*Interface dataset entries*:
※

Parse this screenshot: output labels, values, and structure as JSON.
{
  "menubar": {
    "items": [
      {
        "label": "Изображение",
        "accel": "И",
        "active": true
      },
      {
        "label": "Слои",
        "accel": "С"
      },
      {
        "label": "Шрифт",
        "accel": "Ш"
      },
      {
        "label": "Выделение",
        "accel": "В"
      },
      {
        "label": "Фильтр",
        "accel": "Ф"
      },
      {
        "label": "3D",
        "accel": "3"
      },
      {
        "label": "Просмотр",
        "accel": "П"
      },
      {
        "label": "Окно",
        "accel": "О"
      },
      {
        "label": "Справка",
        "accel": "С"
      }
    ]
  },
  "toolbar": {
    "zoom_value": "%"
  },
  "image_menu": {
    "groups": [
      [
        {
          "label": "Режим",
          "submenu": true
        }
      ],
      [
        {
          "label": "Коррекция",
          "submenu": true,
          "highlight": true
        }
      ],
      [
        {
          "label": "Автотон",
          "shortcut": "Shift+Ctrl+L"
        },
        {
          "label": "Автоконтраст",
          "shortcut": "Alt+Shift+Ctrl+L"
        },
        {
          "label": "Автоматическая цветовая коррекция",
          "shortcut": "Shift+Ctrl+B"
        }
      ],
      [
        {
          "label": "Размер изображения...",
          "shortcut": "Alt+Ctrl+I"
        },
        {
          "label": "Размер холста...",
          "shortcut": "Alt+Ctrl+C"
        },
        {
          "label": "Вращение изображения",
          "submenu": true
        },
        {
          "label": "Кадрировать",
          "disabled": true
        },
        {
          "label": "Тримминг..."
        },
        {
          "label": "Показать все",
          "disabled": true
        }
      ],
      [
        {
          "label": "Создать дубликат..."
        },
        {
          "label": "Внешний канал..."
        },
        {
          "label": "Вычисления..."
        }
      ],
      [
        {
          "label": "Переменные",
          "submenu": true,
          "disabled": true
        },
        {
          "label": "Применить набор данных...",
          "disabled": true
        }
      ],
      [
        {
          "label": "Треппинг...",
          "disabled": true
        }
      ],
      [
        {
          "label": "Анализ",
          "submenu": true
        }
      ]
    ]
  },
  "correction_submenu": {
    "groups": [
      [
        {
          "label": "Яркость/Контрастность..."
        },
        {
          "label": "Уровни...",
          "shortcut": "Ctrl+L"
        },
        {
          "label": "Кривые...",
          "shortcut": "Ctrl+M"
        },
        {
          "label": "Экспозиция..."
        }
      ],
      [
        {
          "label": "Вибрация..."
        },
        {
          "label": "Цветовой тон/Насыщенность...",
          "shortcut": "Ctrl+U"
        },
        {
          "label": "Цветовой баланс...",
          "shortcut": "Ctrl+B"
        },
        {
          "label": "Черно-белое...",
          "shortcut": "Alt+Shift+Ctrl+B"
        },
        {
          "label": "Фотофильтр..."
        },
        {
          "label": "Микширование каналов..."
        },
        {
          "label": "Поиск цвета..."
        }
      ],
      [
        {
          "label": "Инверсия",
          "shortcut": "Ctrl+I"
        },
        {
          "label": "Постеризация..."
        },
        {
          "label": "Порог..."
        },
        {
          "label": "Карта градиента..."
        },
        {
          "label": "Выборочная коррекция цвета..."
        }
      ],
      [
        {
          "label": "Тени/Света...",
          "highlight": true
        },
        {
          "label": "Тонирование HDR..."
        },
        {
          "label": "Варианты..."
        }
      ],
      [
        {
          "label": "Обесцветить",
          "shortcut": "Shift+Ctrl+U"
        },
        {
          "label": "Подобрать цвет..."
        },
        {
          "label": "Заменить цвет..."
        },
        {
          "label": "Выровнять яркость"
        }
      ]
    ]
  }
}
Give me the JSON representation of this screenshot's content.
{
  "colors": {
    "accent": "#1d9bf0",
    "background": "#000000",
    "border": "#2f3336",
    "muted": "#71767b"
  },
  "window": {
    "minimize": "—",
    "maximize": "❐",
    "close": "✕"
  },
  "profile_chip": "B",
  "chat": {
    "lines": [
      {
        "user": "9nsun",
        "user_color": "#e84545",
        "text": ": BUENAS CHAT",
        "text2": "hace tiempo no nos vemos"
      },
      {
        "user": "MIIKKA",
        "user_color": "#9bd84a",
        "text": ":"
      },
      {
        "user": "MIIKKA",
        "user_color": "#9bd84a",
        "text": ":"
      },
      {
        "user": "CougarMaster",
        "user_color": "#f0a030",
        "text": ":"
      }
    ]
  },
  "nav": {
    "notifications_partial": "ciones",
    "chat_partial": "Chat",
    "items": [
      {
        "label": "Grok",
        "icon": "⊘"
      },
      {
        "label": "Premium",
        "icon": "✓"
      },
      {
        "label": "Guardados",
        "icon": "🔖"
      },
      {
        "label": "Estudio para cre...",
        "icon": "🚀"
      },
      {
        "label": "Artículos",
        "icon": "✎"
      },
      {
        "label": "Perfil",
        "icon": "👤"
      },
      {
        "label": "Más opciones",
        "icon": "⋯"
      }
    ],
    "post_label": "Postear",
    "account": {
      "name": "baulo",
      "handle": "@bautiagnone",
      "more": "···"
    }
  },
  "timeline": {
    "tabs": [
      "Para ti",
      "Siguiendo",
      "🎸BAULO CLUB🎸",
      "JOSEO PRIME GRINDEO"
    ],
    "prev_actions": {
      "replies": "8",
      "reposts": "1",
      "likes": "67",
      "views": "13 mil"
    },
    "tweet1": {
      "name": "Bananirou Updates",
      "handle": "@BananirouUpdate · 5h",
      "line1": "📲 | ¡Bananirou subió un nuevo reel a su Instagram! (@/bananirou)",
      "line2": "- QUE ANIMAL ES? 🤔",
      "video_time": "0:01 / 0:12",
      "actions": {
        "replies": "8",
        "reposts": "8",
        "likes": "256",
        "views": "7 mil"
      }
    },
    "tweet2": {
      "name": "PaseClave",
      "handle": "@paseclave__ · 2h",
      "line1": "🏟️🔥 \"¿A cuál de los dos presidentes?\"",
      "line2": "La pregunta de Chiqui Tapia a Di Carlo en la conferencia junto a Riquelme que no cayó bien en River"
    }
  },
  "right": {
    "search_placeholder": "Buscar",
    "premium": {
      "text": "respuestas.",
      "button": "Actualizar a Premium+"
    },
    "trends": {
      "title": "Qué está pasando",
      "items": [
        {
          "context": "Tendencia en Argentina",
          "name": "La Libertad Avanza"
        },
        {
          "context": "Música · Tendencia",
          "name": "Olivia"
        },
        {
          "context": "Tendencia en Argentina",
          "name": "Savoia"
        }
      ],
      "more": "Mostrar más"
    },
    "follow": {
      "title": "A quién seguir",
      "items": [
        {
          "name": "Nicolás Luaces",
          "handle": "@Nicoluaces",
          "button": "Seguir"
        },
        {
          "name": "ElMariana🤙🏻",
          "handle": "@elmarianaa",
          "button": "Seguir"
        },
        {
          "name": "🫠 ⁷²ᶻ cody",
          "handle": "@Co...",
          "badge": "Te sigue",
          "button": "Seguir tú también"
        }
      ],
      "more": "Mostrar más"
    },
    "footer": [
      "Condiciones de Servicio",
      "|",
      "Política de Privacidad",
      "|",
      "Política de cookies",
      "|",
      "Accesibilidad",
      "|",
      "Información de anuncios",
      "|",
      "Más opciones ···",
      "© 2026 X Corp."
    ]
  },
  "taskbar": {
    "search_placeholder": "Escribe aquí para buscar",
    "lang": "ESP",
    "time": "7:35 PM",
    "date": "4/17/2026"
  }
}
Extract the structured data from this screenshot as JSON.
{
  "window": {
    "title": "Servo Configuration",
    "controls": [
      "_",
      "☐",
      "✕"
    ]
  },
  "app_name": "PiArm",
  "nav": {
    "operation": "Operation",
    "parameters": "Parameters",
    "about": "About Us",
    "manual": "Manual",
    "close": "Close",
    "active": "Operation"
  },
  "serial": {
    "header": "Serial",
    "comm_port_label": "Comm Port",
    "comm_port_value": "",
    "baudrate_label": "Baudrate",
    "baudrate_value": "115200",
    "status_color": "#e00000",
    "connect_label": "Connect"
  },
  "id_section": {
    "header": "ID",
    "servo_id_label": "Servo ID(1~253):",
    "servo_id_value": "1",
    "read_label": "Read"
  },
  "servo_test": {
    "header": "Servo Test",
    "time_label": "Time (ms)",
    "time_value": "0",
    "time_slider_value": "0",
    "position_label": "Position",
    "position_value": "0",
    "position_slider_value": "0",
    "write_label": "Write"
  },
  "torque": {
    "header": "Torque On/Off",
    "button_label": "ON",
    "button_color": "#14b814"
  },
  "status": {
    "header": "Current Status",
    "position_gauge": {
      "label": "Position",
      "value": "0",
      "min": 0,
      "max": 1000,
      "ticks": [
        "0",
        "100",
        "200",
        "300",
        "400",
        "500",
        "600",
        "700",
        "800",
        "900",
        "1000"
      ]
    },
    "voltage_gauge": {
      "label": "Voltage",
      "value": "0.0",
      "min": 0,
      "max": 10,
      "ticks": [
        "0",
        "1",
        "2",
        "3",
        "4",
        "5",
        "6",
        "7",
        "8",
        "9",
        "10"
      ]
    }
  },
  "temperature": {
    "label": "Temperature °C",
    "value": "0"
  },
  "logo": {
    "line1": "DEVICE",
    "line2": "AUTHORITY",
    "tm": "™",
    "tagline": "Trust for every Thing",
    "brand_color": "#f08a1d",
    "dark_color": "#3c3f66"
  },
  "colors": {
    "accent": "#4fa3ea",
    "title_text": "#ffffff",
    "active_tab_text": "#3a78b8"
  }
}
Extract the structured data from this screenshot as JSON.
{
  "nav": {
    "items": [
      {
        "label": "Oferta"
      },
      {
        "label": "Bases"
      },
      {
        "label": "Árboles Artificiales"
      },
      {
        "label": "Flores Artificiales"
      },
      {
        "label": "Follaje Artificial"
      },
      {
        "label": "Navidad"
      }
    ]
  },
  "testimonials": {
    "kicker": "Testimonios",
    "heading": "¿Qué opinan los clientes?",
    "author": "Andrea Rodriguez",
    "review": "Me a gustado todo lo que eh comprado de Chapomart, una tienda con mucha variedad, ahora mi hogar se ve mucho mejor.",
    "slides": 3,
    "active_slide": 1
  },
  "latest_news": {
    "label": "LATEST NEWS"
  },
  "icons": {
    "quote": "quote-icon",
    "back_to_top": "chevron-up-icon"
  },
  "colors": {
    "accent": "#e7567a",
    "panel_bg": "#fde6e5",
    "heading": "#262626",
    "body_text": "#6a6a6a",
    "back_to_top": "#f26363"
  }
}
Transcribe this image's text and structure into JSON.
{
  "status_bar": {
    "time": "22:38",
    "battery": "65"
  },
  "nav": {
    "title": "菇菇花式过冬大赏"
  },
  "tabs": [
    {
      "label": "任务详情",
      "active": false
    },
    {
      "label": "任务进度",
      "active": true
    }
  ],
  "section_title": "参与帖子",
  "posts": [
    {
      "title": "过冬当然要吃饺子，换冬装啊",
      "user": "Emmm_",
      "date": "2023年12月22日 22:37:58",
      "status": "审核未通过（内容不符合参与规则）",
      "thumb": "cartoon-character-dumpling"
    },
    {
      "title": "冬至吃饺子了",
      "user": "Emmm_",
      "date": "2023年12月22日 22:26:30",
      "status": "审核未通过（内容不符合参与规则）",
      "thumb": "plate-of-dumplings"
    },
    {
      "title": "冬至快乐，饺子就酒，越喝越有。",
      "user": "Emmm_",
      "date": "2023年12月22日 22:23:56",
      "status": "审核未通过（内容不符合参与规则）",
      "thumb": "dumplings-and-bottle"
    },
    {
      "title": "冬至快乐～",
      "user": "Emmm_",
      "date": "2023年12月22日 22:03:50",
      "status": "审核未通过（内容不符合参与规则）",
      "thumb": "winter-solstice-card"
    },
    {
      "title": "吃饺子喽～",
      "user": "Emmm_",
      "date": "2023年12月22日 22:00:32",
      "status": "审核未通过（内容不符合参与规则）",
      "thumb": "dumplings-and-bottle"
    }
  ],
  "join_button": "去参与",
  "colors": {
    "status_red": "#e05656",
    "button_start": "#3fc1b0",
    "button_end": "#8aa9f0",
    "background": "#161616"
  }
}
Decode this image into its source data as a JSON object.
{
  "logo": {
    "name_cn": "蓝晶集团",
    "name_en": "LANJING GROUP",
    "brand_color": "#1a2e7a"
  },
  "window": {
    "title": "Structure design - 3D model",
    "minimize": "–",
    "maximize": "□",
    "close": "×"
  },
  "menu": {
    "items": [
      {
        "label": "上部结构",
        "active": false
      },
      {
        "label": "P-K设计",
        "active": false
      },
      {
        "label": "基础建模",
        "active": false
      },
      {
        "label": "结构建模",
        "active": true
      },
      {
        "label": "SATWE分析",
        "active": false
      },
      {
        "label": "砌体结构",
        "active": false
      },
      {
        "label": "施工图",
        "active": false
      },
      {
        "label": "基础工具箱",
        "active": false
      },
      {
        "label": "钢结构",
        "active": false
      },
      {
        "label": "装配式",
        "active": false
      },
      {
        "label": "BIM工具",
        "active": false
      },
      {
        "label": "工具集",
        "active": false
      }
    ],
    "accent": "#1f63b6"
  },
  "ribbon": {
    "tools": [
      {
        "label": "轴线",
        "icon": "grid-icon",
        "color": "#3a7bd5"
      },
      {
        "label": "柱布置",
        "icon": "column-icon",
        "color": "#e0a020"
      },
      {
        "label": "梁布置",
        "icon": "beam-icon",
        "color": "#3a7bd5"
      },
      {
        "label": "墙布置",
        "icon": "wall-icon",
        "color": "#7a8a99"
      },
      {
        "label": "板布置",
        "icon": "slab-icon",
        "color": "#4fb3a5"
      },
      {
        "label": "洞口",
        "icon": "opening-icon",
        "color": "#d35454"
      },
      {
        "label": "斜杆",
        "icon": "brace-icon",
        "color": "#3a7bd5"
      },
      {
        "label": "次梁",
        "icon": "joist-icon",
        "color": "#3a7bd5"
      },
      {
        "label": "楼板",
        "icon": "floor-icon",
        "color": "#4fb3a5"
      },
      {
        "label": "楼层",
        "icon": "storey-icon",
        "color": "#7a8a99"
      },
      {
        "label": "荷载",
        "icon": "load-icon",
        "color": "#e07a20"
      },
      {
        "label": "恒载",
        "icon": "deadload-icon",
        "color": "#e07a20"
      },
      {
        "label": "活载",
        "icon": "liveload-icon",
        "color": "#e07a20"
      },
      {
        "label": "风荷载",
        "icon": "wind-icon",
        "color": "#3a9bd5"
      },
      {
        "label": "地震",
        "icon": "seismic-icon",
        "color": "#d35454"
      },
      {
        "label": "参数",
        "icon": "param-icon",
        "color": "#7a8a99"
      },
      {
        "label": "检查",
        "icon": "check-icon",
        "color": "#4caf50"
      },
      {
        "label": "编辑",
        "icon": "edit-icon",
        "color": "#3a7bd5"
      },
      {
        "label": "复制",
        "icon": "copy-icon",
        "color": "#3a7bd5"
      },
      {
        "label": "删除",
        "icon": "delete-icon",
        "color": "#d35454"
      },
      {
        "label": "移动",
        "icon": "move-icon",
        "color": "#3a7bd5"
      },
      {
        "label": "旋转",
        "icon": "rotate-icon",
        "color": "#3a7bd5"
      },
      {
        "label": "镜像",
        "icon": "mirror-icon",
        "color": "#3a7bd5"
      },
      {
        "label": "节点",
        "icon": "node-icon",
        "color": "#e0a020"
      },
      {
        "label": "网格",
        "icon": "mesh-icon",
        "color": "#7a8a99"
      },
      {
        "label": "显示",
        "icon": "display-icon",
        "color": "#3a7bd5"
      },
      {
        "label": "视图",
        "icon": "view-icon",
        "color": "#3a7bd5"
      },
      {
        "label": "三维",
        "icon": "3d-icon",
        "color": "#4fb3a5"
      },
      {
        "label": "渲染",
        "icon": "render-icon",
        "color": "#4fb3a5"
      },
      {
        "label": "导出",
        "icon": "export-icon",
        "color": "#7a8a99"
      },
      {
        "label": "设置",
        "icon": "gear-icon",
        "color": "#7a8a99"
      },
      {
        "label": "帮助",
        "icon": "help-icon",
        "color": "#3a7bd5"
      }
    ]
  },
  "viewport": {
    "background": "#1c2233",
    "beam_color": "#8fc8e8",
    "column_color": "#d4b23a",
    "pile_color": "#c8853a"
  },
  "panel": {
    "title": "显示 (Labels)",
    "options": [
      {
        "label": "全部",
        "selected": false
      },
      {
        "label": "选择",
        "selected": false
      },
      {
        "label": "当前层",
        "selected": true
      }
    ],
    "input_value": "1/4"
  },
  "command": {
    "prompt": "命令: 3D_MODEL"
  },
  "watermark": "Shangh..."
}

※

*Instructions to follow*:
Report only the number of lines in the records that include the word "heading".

*Exercise answer*:
2